Thursday, 2 August 2012


Opacity is the measure of impenetrability to electromagnetic or other kinds of radiation, especially visible light. Opacity is the degree to which light is not allowed to travel through and an opaque object is one that lets through little or no light.

All materials that are not transparent or translucent are opaque. Remember silhouettes, we have an article explaining How to Photograph Silhouettes. During the earlier days of photography photographers had limited functionality available on cameras and lights and so they invented very creative ways to capture shadows and silhouettes. Some methods would sound funny like cutting out the shape of a person’s profile and lighting from behind to cast a deep shadow forwards with no frontal light falling on the shape.

Photo By Donsolo

Another method was to use bright background light in combination with fast shutter speeds so as to eliminate any shadow detail. This method of lighting was used to make solid objects appear as simple flat shapes. A subject backlit with no visible details recorded has a unique feel if its shape is recognizable in the final image. This made photographers actually shoot shadows instead of the real subjects. Photographing shadows presents many creative opportunities as shadows could be easily manipulated. They drape themselves over curves of the surface on which they are falling; they could run across the floor, go up a wall, could be elongated, shortened and further modified in endless ways.

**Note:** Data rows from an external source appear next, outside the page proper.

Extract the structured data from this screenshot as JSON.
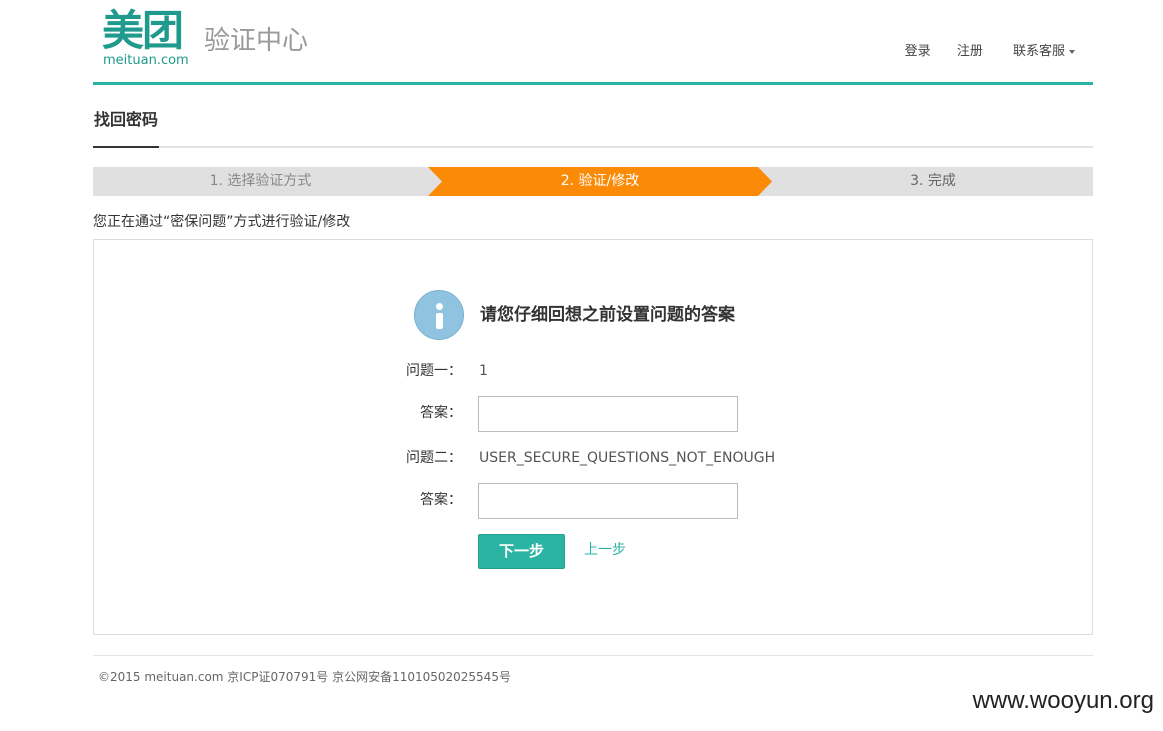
{
  "header": {
    "logo_cn": "美团",
    "logo_domain": "meituan.com",
    "site_title": "验证中心",
    "nav": {
      "login": "登录",
      "register": "注册",
      "customer_service": "联系客服"
    }
  },
  "page": {
    "title": "找回密码"
  },
  "steps": [
    {
      "label": "1. 选择验证方式",
      "state": "done"
    },
    {
      "label": "2. 验证/修改",
      "state": "active"
    },
    {
      "label": "3. 完成",
      "state": "pending"
    }
  ],
  "description": "您正在通过“密保问题”方式进行验证/修改",
  "form": {
    "prompt": "请您仔细回想之前设置问题的答案",
    "question1_label": "问题一：",
    "question1_value": "1",
    "answer1_label": "答案：",
    "answer1_value": "",
    "question2_label": "问题二：",
    "question2_value": "USER_SECURE_QUESTIONS_NOT_ENOUGH",
    "answer2_label": "答案：",
    "answer2_value": "",
    "next_button": "下一步",
    "prev_link": "上一步"
  },
  "footer": {
    "copyright": "©2015 meituan.com 京ICP证070791号 京公网安备11010502025545号"
  },
  "watermark": "www.wooyun.org",
  "colors": {
    "brand": "#2bb3a3",
    "active_step": "#fb8a07",
    "info_icon": "#8fc3df"
  },
  "icons": {
    "info": "info-icon",
    "dropdown": "caret-down-icon"
  }
}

It all depends on the creativity of the photographer to bring all the elements together to create a visually compelling shot.

In the next article we will discuss about Quality Of light - Transparency

Related Reading

  1. An Introduction to Light
  2. Wavelengths and Colours
  3. What Happens When Light Falls On a Surface
  4. Quality Of Light
  5. Shadows